Using Rabbit Milk for Hemophilia Treatment

Hemophilia Reports, March 2016, Volume 3, Issue 1

Researchers from the LFB USA Inc. in Framingham, Mass. engineered rabbits and raised them in order to produce milk with the blood clotting factor VII (FVII) agent for use in human patients with hemophilia.

Milk from rabbits may be used to find a cure for hemophilia, according to a report published in the Telegram of Worcester, MA.

Researchers from the LFB USA Inc. in Framingham, Mass. engineered rabbits and raised them in order to produce milk with the blood clotting factor VII (FVII) agent for use in human patients with hemophilia. Their idea is that the rabbit produced milk could compete with hemophilia treatments made the “old fashioned way,” from human blood. The tests using rabbit produced FVII were in progress at press time in human patients in France.

“We’re getting ourselves positioned for launch and commercialization operations,” veterinarian and LFB USA president William G. Gavin told the Telegram. “This is the time to get this facility up and running.”

Previously, the researchers developed 1,000 genetically engineered goats, which were capable of producing the human breakup clot protein called antithrombin III in their milk. That protein is sold as ATryn by LFB subsidiary rEVO Biologics. It is designed to prevent clotting problems in patients who lack antithrombin either before surgery or childbirth. rEVO wants to expand the use of the goat protein by eventually testing it as a treatment for preeclampsia.

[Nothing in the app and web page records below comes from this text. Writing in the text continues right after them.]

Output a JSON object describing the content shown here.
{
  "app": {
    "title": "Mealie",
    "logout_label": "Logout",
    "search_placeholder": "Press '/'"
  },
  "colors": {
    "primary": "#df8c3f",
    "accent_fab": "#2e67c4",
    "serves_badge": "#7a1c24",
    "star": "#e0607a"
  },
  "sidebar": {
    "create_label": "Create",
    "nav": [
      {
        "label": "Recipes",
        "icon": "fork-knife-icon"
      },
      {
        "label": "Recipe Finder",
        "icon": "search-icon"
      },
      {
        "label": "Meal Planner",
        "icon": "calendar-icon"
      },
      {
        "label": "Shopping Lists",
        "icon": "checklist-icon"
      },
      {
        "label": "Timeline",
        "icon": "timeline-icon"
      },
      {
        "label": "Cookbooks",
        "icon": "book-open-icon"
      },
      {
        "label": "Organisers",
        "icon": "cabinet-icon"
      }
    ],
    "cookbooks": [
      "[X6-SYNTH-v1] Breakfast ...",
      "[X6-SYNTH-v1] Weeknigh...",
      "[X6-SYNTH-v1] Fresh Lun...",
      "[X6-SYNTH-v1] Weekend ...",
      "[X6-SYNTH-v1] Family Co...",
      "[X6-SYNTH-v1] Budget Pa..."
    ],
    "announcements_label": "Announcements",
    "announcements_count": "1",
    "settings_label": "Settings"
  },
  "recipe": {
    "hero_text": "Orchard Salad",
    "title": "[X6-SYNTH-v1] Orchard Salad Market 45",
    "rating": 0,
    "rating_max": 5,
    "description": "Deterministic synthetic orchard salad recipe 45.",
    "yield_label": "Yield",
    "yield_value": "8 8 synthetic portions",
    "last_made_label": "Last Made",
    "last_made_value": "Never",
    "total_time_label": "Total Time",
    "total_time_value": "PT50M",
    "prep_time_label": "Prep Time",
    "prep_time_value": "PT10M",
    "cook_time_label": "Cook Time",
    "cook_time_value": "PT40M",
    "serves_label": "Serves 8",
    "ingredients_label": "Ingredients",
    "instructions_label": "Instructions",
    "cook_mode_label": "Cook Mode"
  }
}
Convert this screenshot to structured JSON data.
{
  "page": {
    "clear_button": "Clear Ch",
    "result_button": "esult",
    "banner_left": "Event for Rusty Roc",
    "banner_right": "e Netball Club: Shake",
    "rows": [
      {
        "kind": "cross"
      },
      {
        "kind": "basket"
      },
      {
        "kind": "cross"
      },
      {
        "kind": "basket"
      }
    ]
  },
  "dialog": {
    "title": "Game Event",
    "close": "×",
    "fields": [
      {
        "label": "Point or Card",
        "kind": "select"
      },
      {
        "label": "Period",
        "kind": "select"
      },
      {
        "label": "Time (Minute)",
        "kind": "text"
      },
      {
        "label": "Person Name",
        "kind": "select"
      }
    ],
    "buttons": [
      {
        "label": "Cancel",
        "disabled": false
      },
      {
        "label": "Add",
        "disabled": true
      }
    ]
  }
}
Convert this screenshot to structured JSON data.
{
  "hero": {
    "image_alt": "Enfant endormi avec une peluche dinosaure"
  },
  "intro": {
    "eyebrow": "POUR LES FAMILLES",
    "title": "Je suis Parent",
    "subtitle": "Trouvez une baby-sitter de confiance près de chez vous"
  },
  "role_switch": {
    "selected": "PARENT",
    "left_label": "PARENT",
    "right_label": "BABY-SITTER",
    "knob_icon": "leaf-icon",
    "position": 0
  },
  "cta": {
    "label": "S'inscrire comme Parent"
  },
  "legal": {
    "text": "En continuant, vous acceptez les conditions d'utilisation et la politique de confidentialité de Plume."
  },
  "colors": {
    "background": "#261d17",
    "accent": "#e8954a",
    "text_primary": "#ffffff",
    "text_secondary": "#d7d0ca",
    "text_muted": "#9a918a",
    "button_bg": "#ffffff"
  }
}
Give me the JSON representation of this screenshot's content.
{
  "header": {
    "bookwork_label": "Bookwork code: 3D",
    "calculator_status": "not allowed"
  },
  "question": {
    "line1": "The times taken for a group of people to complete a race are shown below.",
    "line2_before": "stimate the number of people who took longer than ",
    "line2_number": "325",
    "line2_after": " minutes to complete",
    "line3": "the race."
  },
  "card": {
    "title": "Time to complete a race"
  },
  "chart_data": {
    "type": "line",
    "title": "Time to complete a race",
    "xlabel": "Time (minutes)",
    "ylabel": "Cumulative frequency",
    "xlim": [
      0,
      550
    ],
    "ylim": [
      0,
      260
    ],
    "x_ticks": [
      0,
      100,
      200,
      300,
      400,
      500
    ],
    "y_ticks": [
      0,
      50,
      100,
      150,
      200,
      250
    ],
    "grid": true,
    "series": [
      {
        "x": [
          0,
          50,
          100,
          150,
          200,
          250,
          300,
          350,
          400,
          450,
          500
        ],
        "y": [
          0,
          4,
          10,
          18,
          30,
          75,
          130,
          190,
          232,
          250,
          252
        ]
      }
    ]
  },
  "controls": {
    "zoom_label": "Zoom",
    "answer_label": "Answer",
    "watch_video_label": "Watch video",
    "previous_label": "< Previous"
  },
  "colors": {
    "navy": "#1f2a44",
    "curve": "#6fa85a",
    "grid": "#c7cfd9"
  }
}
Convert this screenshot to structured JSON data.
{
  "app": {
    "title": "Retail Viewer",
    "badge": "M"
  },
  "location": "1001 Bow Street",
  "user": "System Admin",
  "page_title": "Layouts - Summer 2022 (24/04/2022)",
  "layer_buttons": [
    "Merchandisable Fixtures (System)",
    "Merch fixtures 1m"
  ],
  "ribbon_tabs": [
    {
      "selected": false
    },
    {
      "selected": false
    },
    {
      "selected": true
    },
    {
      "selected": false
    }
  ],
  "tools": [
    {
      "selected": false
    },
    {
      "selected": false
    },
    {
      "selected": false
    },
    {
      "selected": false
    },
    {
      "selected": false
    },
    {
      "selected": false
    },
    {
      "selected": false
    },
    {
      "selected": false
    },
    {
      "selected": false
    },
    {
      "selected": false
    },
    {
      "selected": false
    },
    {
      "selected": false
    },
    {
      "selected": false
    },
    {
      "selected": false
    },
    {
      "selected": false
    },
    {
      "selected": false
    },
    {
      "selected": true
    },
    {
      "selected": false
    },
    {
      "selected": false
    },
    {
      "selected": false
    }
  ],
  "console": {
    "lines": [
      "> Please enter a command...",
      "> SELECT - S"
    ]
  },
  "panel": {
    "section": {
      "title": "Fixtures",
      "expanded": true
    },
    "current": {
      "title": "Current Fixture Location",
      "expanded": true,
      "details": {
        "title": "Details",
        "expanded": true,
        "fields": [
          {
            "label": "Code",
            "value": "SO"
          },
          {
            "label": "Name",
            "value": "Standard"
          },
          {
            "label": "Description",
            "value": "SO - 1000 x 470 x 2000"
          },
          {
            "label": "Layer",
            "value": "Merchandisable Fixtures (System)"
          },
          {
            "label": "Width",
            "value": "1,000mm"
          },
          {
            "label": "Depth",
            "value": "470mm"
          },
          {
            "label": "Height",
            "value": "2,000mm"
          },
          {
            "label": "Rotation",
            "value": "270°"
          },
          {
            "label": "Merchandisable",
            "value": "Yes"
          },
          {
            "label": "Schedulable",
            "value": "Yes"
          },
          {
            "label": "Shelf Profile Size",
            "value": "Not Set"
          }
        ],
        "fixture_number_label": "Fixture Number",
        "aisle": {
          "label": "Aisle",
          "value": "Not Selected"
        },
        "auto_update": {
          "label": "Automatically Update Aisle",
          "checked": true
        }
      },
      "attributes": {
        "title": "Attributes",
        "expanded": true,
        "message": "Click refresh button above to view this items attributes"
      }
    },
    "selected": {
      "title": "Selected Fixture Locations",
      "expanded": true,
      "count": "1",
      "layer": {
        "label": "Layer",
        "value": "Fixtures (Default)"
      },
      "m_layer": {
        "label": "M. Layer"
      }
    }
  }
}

The developers wanted to create an animal produced FVII, but knew the goats would not be appropriate.

“The rabbit milk did the best job of the carbohydrate pattern and the decoration on that molecule,” Gavin said.

About 410 New Zealand white rabbits reside in the 12,000 square foot facility and are tended to by between eight and 10 researchers. The company hopes to reach 1,000 rabbits on site by 2017. The Telegram article added that female rabbits are ready for reproduction and milk production at about five to six months old, and have litters as big as 10 kits. The female mothers produce milk for about three weeks after giving birth. One estimate said the average output of a rabbit it about 200 milliliters per day.

The rabbits are kept indoors, but are visible to the workers through windows. While the goats are kept together and reside in barns and are milked like any regular cow dairy, the rabbits are taken to hammock like structures and hooked up to tubes. The milking takes about six minutes and then the rabbits are permitted to go back into their cages which contain perches for climbing and balls to occupy themselves.

“We don’t support the use of transgenic animals, especially in that field, because there are other alternatives those companies could use” for production, Pascaline Clerk, senior director of policy and advocacy for the US Humane Society’s animal research issues department, told the Telegram.

However, LFB is not the only company testing animal milk for hemophilia cures. The Dutch company Pharming NV uses rabbits to produce a treatment for hereditary angioedema.

The LFB researchers added that notable developments in hemophilia treatments, including ACE910, are important to FVII production for patients.